“It seems as if ICE is collaborating with the courts and court officers and local law enforemcnt officials for tip offs,” Ronnie Millar told The Irish Times on Tuesday. “ This creates an environment where people are really concerned about their movement, their freedom to move around. It’s a bit scary.”
The NPR podcast points up the fate of undocumented Irish caught in Trump’s “immigration dragnet”, with ICE arresting more immigrants who have overstayed their visas, including the unauthorised Irish in Boston. Mexicans, Central Americans and Haitians account for 90 per cent of people deported from the US, but NPR’s analysis of year-end figures show deportations to the rest of the world have jumped 24 per cent.
Visitors from countries with a good relationship with the US don’t need visas, but don’t have a right to an immigration hearing if they stay past 90 days, and so they are at a disadvantage compared with immigrants who illegally cross the border.
Irish immigrants in the US are “definitely talking about returning home,” says Millar. “There’s a sense that it’s getting too hard to live here. Life can be hard enough and challenging enough, to keep a family together. When people learn about these dreadful deportation cases in Boston, some people feel enough is enough. We’re going to return.”
He says March is going to be a difficult time for immigrants generally in the US, with the potential end of Deferred Action for Childhood Arrivals (DACA) and Temporary Protected Status (TPS). He says one million families may fall out of status in March - and this sends shockwaves through the immigrant community. “It is an anti-immigrant environment we are living in.”
In Dylan O’Riordan’s case, his peaceful life fell apart about four months ago. He had had a child with his girlfriend, Brenna, at age 19, and left high school to work for his uncle’s roofing company. One day he and Brenna got into an argument while shopping. “It was nothing at all,” he says on the NPR podcast. “Some woman called the cops, said I was abusing my girlfriend.”
He was arrested for domestic assault and battery, but Brenna denied she had been assaulted. The county chose not to prosecute and the judge let him go as he had no criminal record. But the incident drew attention from ICE.

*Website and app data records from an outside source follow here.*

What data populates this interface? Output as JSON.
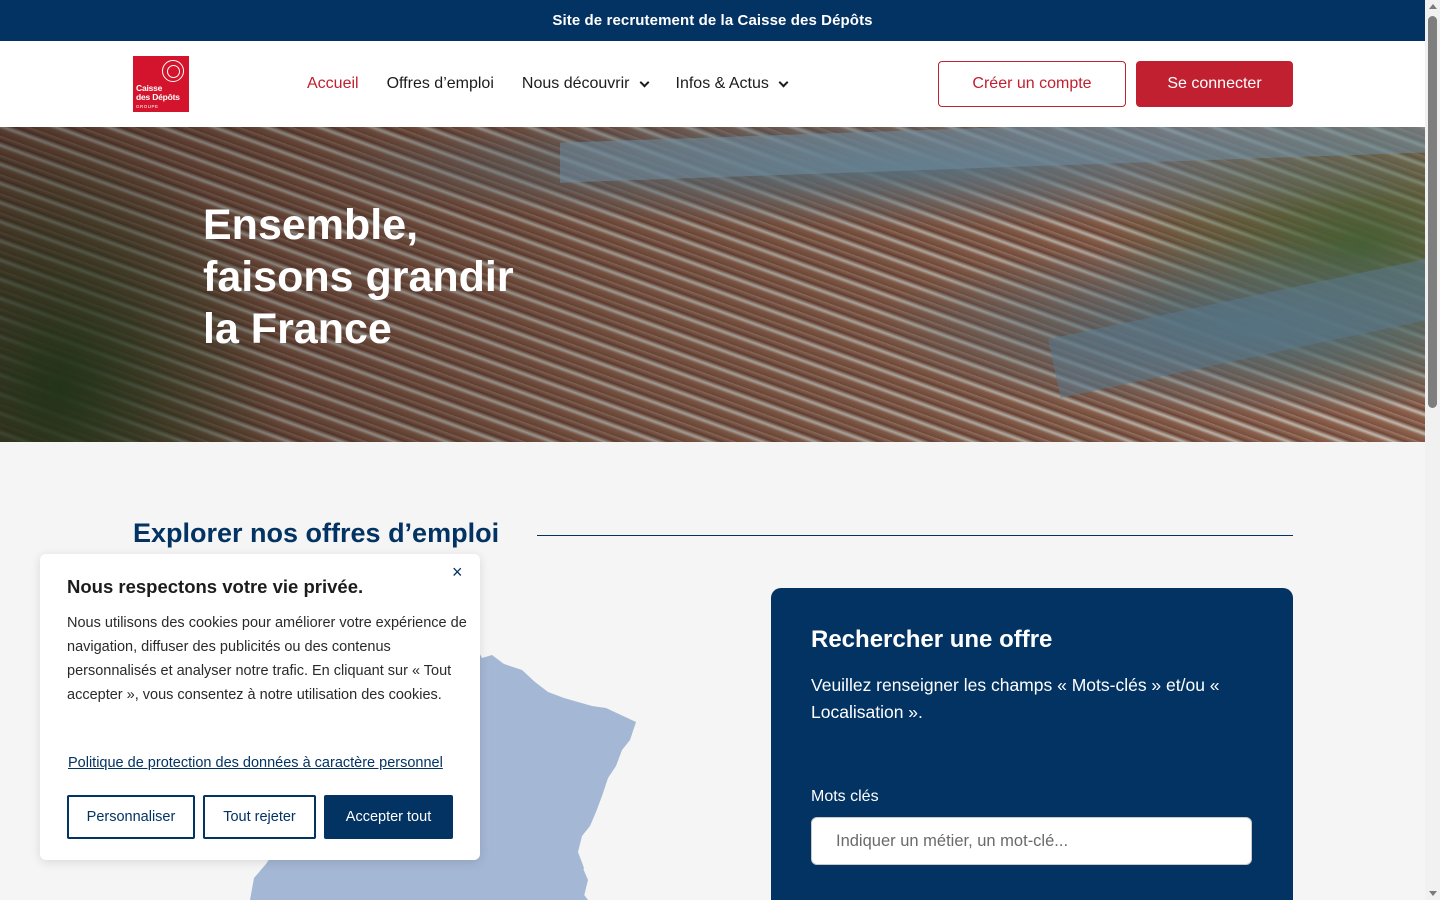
{
  "topbar": {
    "text": "Site de recrutement de la Caisse des Dépôts"
  },
  "logo": {
    "line1": "Caisse",
    "line2": "des Dépôts",
    "group": "GROUPE"
  },
  "nav": {
    "items": [
      {
        "label": "Accueil"
      },
      {
        "label": "Offres d’emploi"
      },
      {
        "label": "Nous découvrir"
      },
      {
        "label": "Infos & Actus"
      }
    ]
  },
  "header": {
    "create_account": "Créer un compte",
    "login": "Se connecter"
  },
  "hero": {
    "line1": "Ensemble,",
    "line2": "faisons grandir",
    "line3": "la France"
  },
  "explore": {
    "title": "Explorer nos offres d’emploi"
  },
  "search": {
    "title": "Rechercher une offre",
    "description": "Veuillez renseigner les champs « Mots-clés » et/ou « Localisation ».",
    "keywords_label": "Mots clés",
    "keywords_placeholder": "Indiquer un métier, un mot-clé..."
  },
  "cookie": {
    "close": "×",
    "title": "Nous respectons votre vie privée.",
    "text": "Nous utilisons des cookies pour améliorer votre expérience de navigation, diffuser des publicités ou des contenus personnalisés et analyser notre trafic. En cliquant sur « Tout accepter », vous consentez à notre utilisation des cookies.",
    "policy_link": "Politique de protection des données à caractère personnel",
    "customize": "Personnaliser",
    "reject": "Tout rejeter",
    "accept": "Accepter tout"
  },
  "colors": {
    "navy": "#033363",
    "red": "#c0202f",
    "map": "#a4b7d4"
  }
}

O’Riordan says other detainees are surprised he was arrested. “They’re like, ‘Are you supposed to be here? You’re basically American. You look American; you sound American.’” O’Riordan says he is confined with 150 other men in a section of the county jail contracted to ICE.

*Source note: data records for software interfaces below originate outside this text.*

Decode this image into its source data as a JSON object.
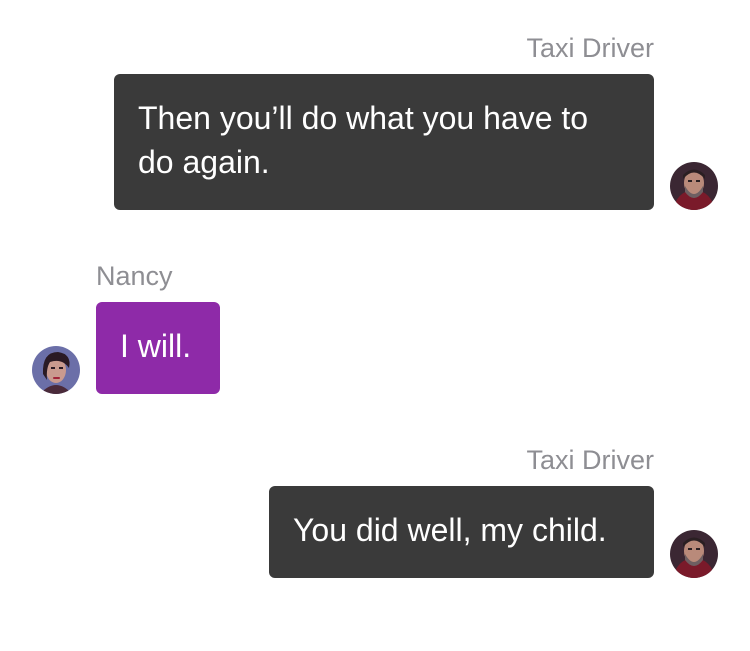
{
  "messages": [
    {
      "sender": "Taxi Driver",
      "text": "Then you’ll do what you have to do again.",
      "side": "right",
      "avatar": "taxi-driver-avatar"
    },
    {
      "sender": "Nancy",
      "text": "I will.",
      "side": "left",
      "avatar": "nancy-avatar"
    },
    {
      "sender": "Taxi Driver",
      "text": "You did well, my child.",
      "side": "right",
      "avatar": "taxi-driver-avatar"
    }
  ],
  "colors": {
    "outgoing_bubble": "#3a3a3a",
    "incoming_bubble": "#8e2aa8",
    "sender_label": "#8e8e93",
    "background": "#ffffff"
  }
}
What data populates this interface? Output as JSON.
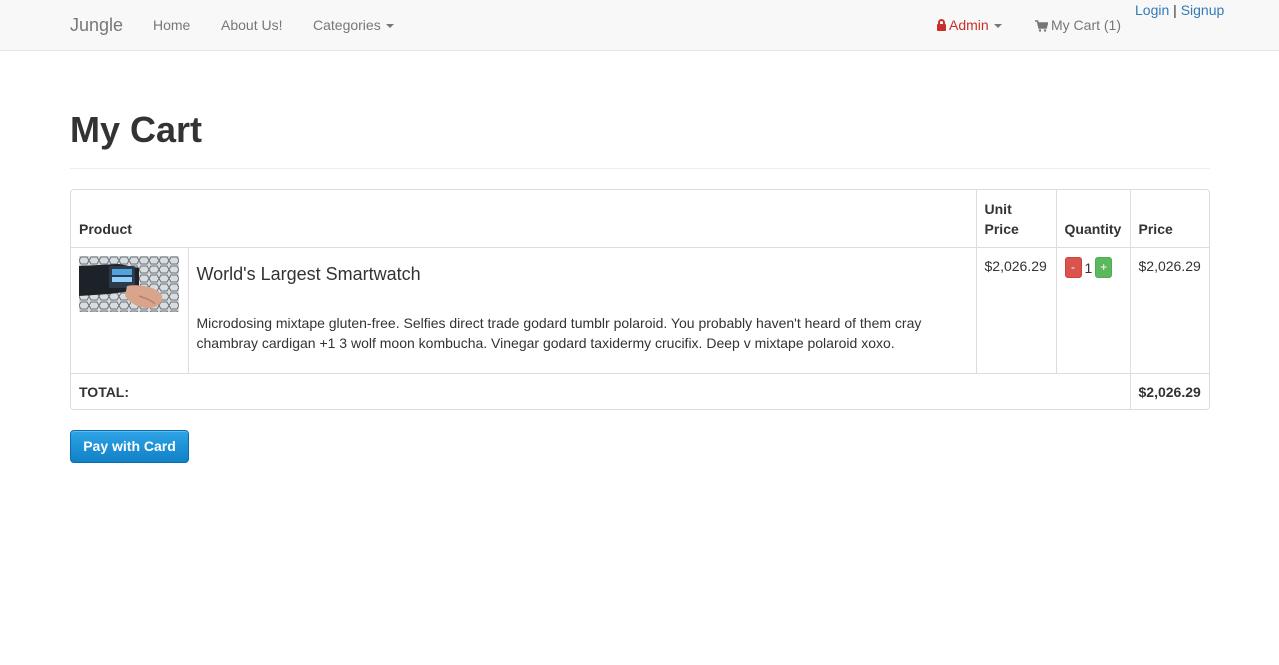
{
  "navbar": {
    "brand": "Jungle",
    "home": "Home",
    "about": "About Us!",
    "categories": "Categories",
    "admin": "Admin",
    "cart": "My Cart (1)",
    "login": "Login",
    "separator": "|",
    "signup": "Signup"
  },
  "page": {
    "title": "My Cart"
  },
  "table": {
    "headers": {
      "product": "Product",
      "unit_price": "Unit Price",
      "quantity": "Quantity",
      "price": "Price"
    },
    "items": [
      {
        "name": "World's Largest Smartwatch",
        "description": "Microdosing mixtape gluten-free. Selfies direct trade godard tumblr polaroid. You probably haven't heard of them cray chambray cardigan +1 3 wolf moon kombucha. Vinegar godard taxidermy crucifix. Deep v mixtape polaroid xoxo.",
        "unit_price": "$2,026.29",
        "quantity": "1",
        "minus": "-",
        "plus": "+",
        "price": "$2,026.29"
      }
    ],
    "total_label": "TOTAL:",
    "total_value": "$2,026.29"
  },
  "actions": {
    "pay_label": "Pay with Card"
  },
  "colors": {
    "link": "#337ab7",
    "admin": "#c9302c",
    "pay_button": "#1a8fd8"
  }
}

“There’s a lot of people from El Salvador, a lot of Guatemalans, couple of Haitian people, and I’m the only Irish in the whole facility.”

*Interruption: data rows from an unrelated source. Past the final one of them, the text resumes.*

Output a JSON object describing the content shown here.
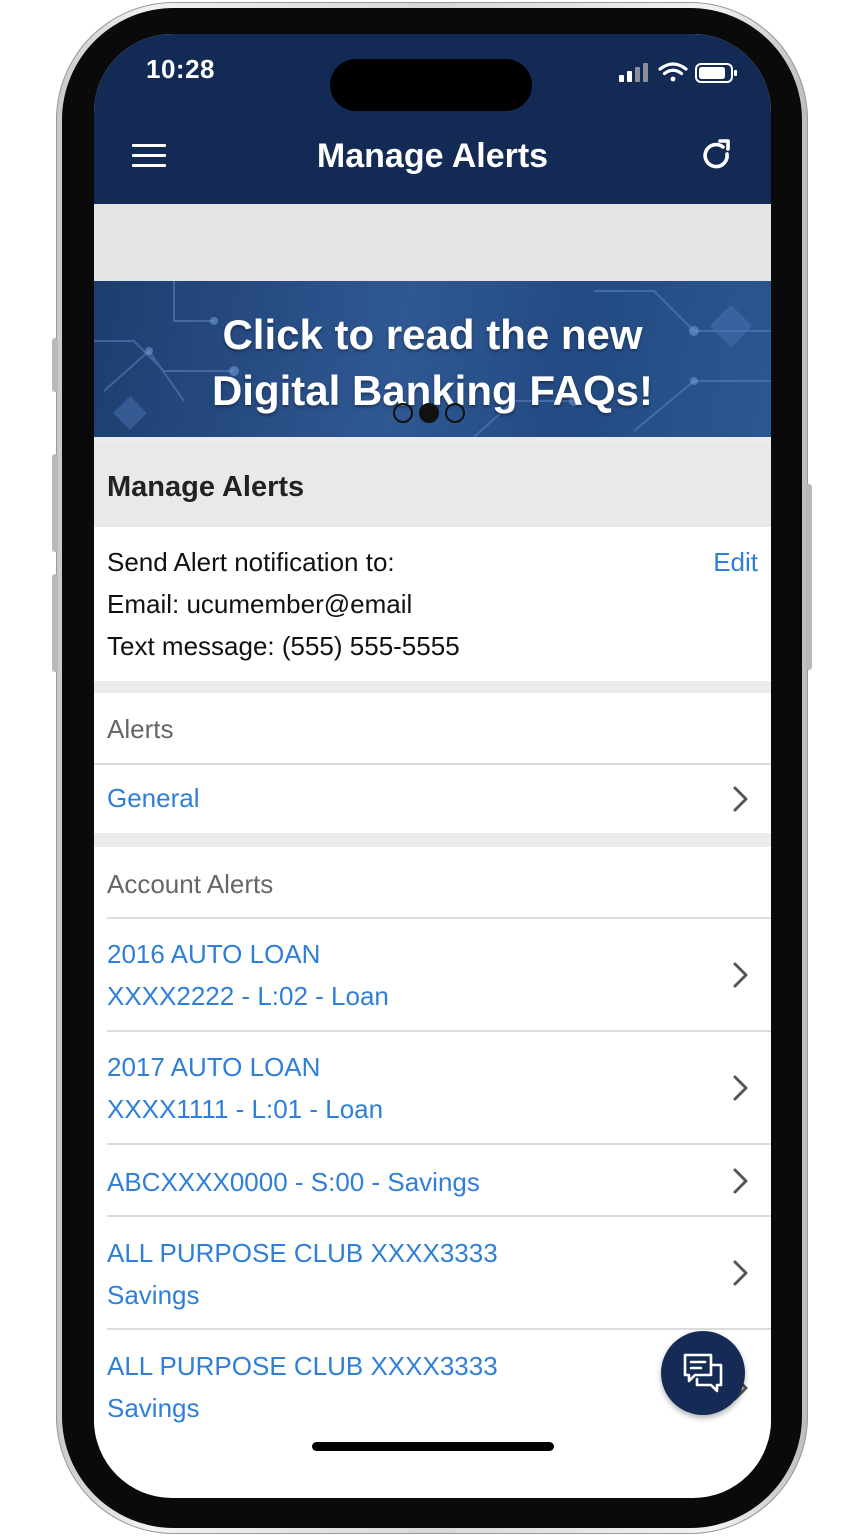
{
  "status_bar": {
    "time": "10:28"
  },
  "header": {
    "title": "Manage Alerts",
    "menu_icon": "hamburger-menu-icon",
    "refresh_icon": "refresh-icon"
  },
  "banner": {
    "line1": "Click to read the new",
    "line2": "Digital Banking FAQs!",
    "dots": {
      "count": 3,
      "active_index": 1
    }
  },
  "section": {
    "title": "Manage Alerts"
  },
  "notification": {
    "label": "Send Alert notification to:",
    "edit_label": "Edit",
    "email": "Email: ucumember@email",
    "text_message": "Text message: (555) 555-5555"
  },
  "alerts": {
    "label": "Alerts",
    "items": [
      {
        "label": "General"
      }
    ]
  },
  "account_alerts": {
    "label": "Account Alerts",
    "items": [
      {
        "line1": "2016  AUTO LOAN",
        "line2": "XXXX2222  - L:02 - Loan"
      },
      {
        "line1": "2017  AUTO LOAN",
        "line2": "XXXX1111   - L:01 - Loan"
      },
      {
        "line1": "ABCXXXX0000  - S:00 - Savings",
        "line2": ""
      },
      {
        "line1": "ALL PURPOSE CLUB XXXX3333",
        "line2": "Savings"
      },
      {
        "line1": "ALL PURPOSE CLUB XXXX3333",
        "line2": "Savings"
      }
    ]
  },
  "chat_button": {
    "icon": "chat-icon"
  },
  "colors": {
    "header_bg": "#132a54",
    "link": "#2f7fd8",
    "fab_bg": "#152b55"
  }
}
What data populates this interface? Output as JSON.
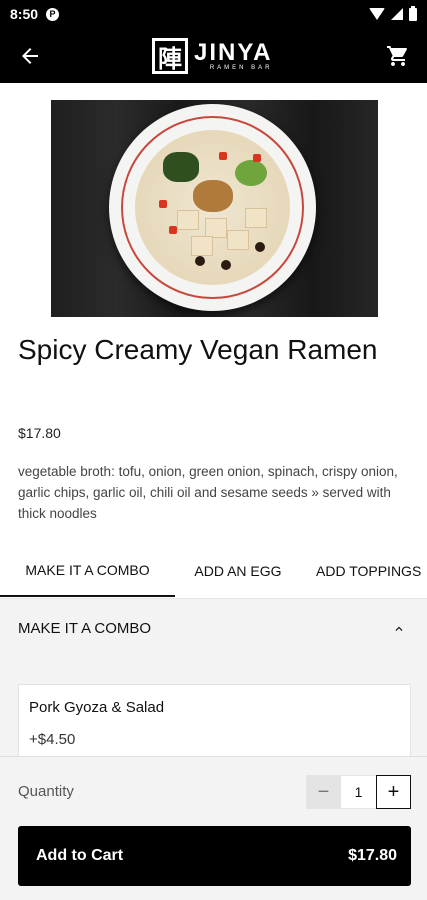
{
  "status_bar": {
    "time": "8:50",
    "app_icon": "P",
    "icons": [
      "wifi-icon",
      "signal-icon",
      "battery-icon"
    ]
  },
  "header": {
    "back_icon": "arrow-left-icon",
    "logo_kanji": "陣",
    "logo_word": "JINYA",
    "logo_sub": "RAMEN BAR",
    "cart_icon": "cart-icon"
  },
  "product": {
    "title": "Spicy Creamy Vegan Ramen",
    "price": "$17.80",
    "description": "vegetable broth: tofu, onion, green onion, spinach, crispy onion, garlic chips, garlic oil, chili oil and sesame seeds » served with thick noodles"
  },
  "tabs": [
    {
      "label": "MAKE IT A COMBO",
      "active": true
    },
    {
      "label": "ADD AN EGG",
      "active": false
    },
    {
      "label": "ADD TOPPINGS",
      "active": false
    }
  ],
  "section": {
    "title": "MAKE IT A COMBO",
    "options": [
      {
        "name": "Pork Gyoza & Salad",
        "price": "+$4.50"
      }
    ]
  },
  "bottom_bar": {
    "quantity_label": "Quantity",
    "quantity_value": "1",
    "minus": "−",
    "plus": "+",
    "add_to_cart_label": "Add to Cart",
    "add_to_cart_price": "$17.80"
  },
  "colors": {
    "header_bg": "#000000",
    "accent": "#000000",
    "section_bg": "#f3f3f3"
  }
}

A month ago, he and Brenna married in the jail chapel, she wearing jeans and a sweatshirt and he in his yellow ICE uniform. She plans to move to Ireland with their baby daughter, Delilah, and they hope their marriage will help him get a Green Card to return one day.
She says she is being forced out of her country just to be with her husband.
O’Riordan’s lawyer, Tony Marino, told NPR he has argued his client was brought to the US when he was a child, but ICE is adamant. The Boston ICE office said in a statement to NPR that it is “apprehending all those in violation of immigration laws regardless of national origin”. It said Dylan O’Riordan “overstayed the terms of his admission by more than seven years. ICE deportation officers encountered him in Sept 2017 after he was arrested on local criminal charges. ICE served him with an administrative final order of removal.”
“Their position has been, well, he waived whatever rights he had when he came,” Marino told NPR. “Twelve-year-olds don’t waive rights! I’ve never seen anything like it. I can’t wrap my head around it.”
Other undocumented Irish have also fallen foul of the new rules in the past year, where anyone illegally in the US is a target, whether convicted of a crime or not. Millar has said that Irish immigrants are “on high alert”.
“We have definitely seen in Boston greater enforcement, and we are representing a number of individuals and we are supporting them as best we can. There is a deep, deep concern about the increased activity here.”
Last year John Cunningham (38), who had been living illegally in the US since 1999, was arrested by ICE officials at his home in Boston. The Donegal man was targeted for arrest because of the length of the overstay on his visa and an outstanding felony warrant. The electrician was the subject of two court actions over customer complaints. He had been living illegally in the US since 1999.
He was deported and is now back in Dublin, after living and working in Boston for 15 years. He appeared on an RTE Prime Time programme in March 2017 on the undocumented Irish. “ He was a good community leader,” said Millar of Cunningham. “He was very involved in his locality, paying all his taxes.”